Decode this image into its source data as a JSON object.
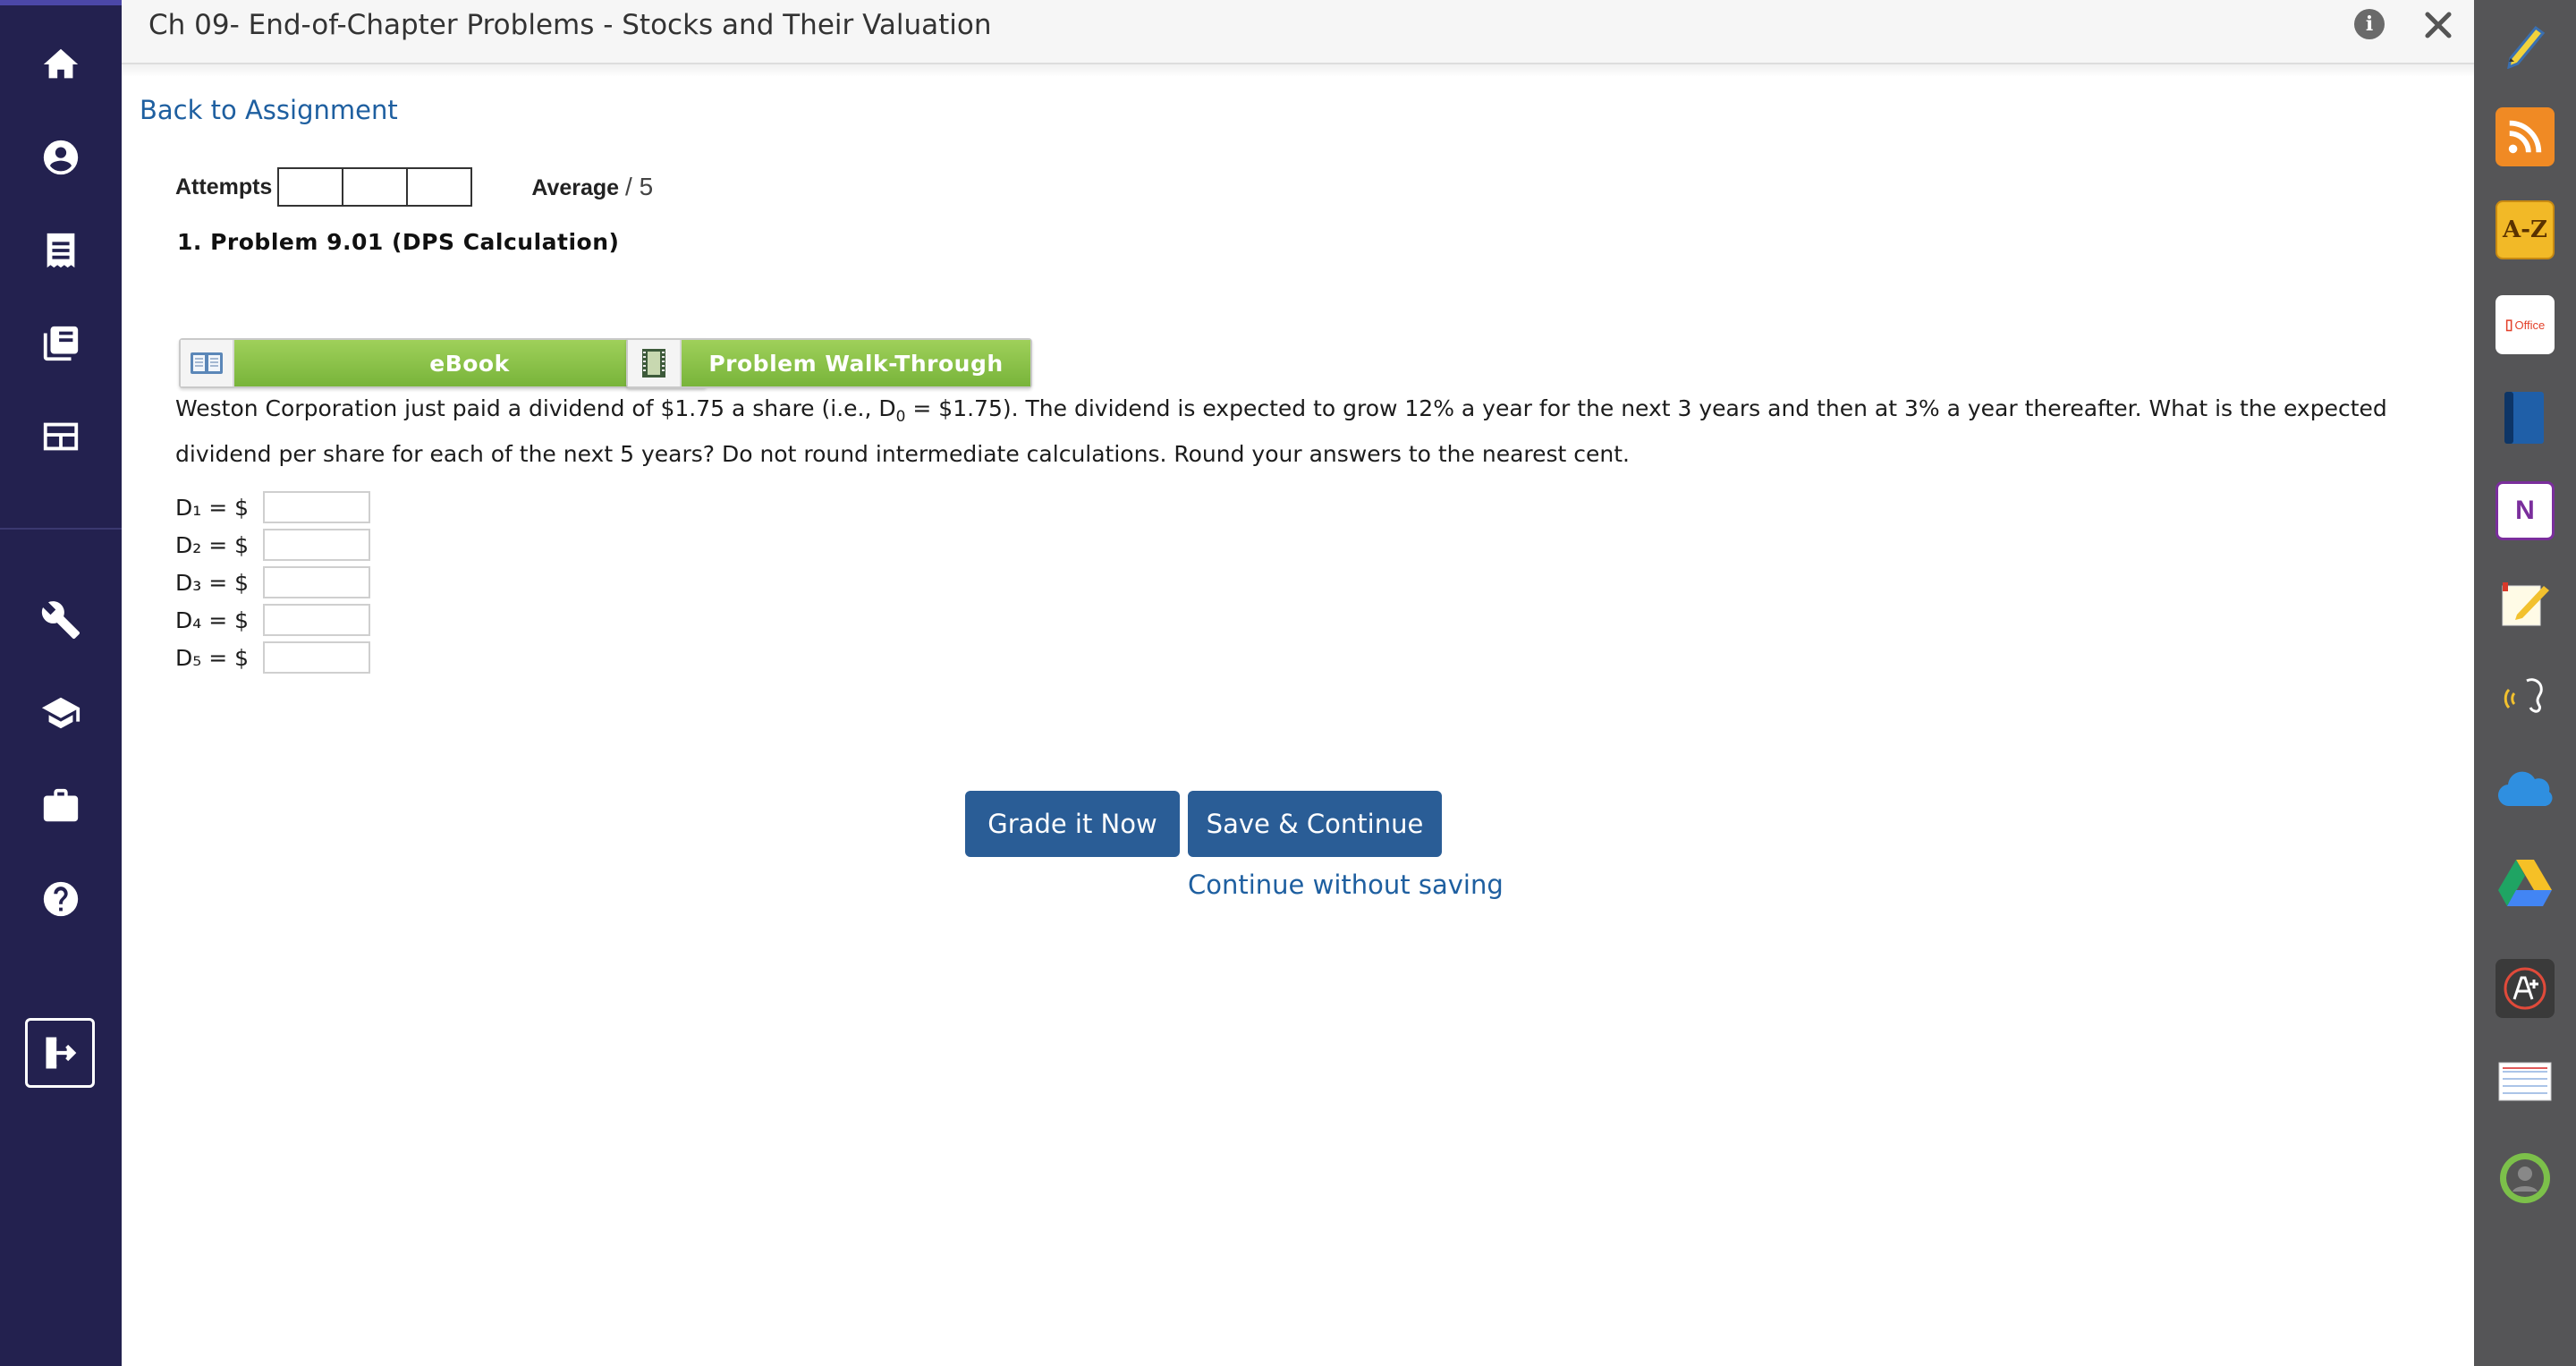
{
  "header": {
    "title": "Ch 09- End-of-Chapter Problems - Stocks and Their Valuation",
    "info_icon": "i"
  },
  "nav": {
    "back_link": "Back to Assignment"
  },
  "attempts": {
    "label": "Attempts",
    "average_label": "Average",
    "average_value": "/ 5"
  },
  "problem": {
    "title": "1.  Problem 9.01 (DPS Calculation)",
    "ebook_label": "eBook",
    "walkthrough_label": "Problem Walk-Through",
    "prompt_part1": "Weston Corporation just paid a dividend of $1.75 a share (i.e., D",
    "prompt_sub": "0",
    "prompt_part2": " = $1.75). The dividend is expected to grow 12% a year for the next 3 years and then at 3% a year thereafter. What is the expected dividend per share for each of the next 5 years? Do not round intermediate calculations. Round your answers to the nearest cent.",
    "answers": [
      {
        "label": "D₁ = $",
        "value": ""
      },
      {
        "label": "D₂ = $",
        "value": ""
      },
      {
        "label": "D₃ = $",
        "value": ""
      },
      {
        "label": "D₄ = $",
        "value": ""
      },
      {
        "label": "D₅ = $",
        "value": ""
      }
    ]
  },
  "actions": {
    "grade_label": "Grade it Now",
    "save_label": "Save & Continue",
    "continue_label": "Continue without saving"
  },
  "toolbar": {
    "az_label": "A-Z",
    "office_label": "Office",
    "onenote_label": "N"
  },
  "colors": {
    "nav_bg": "#23214f",
    "toolbar_bg": "#555557",
    "primary_button": "#2a5d96",
    "link": "#1e5fa0",
    "resource_green": "#8cc34b"
  }
}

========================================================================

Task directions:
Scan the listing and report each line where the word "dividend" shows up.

Answer to the problem:
    "prompt_part1": "Weston Corporation just paid a dividend of $1.75 a share (i.e., D",
    "prompt_part2": " = $1.75). The dividend is expected to grow 12% a year for the next 3 years and then at 3% a year thereafter. What is the expected dividend per share for each of the next 5 years? Do not round intermediate calculations. Round your answers to the nearest cent.",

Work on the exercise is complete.